● PROBLEM REQUIREMENTS
Lines with the string "Servers" in the data below: report how many there are, and write nothing but the number.

Start of WORKING DATA

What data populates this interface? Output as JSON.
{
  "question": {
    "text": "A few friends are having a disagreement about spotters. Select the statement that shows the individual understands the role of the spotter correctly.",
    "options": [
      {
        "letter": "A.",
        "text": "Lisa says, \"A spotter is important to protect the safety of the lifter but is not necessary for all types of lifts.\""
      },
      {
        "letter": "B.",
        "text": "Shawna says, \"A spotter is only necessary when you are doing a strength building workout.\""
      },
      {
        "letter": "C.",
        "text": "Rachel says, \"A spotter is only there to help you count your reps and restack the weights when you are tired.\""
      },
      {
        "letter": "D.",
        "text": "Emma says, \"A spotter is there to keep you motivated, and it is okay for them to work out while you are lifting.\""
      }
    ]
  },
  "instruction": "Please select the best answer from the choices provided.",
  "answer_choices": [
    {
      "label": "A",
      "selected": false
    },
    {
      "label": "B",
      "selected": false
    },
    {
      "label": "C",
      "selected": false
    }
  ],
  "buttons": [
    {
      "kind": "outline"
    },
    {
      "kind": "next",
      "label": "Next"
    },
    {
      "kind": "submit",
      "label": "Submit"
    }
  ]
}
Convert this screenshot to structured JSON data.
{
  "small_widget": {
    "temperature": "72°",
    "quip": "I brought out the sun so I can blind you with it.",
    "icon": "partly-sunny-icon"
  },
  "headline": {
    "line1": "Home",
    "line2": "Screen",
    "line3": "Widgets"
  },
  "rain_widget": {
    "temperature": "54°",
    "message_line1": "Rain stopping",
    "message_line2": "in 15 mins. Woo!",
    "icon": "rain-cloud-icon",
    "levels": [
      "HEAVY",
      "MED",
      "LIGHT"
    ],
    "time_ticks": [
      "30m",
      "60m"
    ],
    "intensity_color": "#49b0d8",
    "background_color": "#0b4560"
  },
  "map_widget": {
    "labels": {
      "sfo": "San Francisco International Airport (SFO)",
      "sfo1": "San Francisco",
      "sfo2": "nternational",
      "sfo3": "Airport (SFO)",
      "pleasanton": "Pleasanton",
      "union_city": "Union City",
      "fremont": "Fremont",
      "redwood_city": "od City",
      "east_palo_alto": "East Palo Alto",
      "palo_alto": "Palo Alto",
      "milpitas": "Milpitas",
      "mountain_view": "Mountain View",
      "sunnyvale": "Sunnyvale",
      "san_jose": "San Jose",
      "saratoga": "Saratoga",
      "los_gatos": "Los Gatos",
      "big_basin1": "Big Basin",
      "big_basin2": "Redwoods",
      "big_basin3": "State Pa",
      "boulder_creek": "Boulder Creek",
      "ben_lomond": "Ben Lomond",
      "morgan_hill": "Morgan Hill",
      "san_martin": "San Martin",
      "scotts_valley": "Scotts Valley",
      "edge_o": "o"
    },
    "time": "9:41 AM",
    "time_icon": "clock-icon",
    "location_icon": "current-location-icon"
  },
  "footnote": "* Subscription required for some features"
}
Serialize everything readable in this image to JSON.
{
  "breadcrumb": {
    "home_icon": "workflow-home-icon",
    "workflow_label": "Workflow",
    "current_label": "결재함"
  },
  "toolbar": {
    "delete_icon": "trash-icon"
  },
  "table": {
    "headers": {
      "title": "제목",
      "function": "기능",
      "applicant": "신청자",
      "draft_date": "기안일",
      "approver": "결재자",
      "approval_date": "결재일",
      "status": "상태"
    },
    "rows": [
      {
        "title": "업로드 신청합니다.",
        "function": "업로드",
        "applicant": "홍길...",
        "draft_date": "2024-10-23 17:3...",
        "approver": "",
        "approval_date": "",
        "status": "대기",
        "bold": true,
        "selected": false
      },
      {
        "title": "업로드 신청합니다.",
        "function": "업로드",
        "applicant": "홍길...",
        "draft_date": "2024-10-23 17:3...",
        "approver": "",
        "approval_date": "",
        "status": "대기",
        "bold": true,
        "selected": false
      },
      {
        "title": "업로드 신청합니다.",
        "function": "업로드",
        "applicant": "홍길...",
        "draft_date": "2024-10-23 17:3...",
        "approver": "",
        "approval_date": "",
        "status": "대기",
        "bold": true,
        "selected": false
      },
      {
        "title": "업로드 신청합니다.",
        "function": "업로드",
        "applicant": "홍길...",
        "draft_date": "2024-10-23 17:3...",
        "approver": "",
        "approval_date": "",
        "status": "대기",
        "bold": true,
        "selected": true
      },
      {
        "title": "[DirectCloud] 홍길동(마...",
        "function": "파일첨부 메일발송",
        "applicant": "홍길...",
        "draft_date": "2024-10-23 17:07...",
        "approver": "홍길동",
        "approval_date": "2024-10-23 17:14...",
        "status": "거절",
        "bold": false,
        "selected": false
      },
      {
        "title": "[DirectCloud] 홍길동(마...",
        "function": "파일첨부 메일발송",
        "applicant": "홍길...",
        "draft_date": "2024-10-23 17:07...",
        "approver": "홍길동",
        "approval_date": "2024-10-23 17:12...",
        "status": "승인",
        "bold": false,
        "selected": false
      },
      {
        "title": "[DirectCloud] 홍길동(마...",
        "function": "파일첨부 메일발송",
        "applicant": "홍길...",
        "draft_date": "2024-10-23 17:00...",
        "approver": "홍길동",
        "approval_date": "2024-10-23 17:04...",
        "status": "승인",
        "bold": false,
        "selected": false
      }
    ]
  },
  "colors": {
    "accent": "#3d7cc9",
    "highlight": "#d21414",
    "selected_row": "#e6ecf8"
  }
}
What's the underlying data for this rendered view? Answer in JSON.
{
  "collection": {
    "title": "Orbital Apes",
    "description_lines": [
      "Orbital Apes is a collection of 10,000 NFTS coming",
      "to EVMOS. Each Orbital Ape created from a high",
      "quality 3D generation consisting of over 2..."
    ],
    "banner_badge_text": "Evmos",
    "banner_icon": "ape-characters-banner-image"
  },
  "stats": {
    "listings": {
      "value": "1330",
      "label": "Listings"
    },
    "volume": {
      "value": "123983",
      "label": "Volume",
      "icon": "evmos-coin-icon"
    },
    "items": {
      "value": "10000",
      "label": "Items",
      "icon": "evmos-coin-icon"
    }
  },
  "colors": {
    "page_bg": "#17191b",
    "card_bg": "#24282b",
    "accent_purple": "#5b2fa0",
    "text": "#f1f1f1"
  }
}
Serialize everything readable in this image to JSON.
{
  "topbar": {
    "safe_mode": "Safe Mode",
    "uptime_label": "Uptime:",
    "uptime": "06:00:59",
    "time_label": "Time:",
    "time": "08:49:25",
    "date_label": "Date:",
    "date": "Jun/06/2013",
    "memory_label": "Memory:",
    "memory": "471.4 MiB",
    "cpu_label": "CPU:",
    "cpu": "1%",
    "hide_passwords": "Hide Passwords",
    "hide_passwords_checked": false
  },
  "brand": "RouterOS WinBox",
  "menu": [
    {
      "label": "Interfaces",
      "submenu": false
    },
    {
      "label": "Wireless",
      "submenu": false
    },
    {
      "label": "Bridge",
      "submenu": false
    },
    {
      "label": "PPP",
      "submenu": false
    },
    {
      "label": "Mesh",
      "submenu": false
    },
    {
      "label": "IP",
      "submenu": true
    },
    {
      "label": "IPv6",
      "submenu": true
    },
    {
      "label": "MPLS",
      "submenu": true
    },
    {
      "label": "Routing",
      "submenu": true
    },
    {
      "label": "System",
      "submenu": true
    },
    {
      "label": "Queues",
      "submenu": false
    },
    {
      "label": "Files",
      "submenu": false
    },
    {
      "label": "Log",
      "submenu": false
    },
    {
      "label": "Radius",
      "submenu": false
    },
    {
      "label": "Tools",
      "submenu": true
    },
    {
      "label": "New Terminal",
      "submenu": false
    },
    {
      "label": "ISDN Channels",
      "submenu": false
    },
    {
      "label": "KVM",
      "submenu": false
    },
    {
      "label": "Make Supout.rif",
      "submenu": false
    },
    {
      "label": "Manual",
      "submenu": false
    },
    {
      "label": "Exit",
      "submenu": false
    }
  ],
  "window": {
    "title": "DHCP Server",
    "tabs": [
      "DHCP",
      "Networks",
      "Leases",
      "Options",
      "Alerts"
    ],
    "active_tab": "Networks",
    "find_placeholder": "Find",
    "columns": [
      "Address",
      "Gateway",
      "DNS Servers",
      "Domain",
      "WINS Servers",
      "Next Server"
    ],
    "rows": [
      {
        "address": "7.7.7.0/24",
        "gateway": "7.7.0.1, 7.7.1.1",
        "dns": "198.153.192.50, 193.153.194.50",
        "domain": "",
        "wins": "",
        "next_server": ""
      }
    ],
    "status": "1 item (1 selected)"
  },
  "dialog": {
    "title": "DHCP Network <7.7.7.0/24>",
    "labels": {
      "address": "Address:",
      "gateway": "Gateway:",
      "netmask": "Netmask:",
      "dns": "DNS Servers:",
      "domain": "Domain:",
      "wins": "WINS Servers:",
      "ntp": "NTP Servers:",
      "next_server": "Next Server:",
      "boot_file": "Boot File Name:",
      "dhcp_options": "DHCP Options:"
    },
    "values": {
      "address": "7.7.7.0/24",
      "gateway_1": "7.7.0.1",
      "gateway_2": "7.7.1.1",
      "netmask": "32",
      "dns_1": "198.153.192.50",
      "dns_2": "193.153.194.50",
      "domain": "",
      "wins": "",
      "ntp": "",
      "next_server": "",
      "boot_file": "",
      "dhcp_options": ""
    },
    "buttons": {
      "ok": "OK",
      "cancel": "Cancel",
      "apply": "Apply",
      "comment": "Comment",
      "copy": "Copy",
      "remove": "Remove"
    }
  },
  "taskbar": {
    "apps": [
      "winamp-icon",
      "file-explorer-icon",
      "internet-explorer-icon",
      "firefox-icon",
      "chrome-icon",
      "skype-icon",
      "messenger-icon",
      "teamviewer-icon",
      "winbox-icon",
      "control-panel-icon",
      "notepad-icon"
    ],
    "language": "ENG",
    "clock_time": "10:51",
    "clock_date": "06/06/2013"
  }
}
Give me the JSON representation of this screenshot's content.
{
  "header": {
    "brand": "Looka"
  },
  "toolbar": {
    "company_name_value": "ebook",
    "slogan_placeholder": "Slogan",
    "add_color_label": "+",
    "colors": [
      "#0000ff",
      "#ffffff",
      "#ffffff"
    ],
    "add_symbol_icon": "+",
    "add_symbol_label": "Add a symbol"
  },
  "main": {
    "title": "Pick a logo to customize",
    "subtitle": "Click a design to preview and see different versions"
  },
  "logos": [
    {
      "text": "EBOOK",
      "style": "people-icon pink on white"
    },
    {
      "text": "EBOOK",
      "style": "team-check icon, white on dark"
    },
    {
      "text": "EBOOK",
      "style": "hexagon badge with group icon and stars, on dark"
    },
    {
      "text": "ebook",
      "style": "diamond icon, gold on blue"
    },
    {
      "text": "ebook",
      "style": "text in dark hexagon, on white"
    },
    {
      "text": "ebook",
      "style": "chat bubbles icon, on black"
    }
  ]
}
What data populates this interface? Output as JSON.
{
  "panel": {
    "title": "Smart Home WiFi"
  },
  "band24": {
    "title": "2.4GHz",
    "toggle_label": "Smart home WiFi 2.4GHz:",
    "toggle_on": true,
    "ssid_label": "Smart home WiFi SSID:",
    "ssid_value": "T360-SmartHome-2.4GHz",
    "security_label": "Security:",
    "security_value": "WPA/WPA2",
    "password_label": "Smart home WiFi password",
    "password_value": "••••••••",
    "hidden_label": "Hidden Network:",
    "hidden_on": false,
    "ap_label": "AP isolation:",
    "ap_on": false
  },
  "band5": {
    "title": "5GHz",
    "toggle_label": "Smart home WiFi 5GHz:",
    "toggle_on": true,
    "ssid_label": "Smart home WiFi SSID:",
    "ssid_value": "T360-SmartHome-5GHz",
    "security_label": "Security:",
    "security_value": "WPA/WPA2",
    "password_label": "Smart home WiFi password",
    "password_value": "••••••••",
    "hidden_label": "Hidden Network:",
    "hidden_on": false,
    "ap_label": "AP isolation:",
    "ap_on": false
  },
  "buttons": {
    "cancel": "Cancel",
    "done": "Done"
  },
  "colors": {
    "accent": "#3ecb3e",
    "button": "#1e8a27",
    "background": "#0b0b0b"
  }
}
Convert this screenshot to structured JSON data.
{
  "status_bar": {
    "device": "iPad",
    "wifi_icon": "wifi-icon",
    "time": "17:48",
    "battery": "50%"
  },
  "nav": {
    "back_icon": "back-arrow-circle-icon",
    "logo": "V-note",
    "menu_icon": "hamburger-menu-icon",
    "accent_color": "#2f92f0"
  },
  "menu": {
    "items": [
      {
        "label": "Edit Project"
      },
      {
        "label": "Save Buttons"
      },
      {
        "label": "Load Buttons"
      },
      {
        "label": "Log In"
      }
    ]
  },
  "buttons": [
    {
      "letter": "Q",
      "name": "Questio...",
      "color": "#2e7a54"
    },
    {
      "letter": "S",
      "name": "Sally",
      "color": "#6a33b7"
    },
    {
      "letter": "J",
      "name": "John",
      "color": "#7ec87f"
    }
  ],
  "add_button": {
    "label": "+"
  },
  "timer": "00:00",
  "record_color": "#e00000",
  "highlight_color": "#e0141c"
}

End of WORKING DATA

● EXERCISE RESULT
5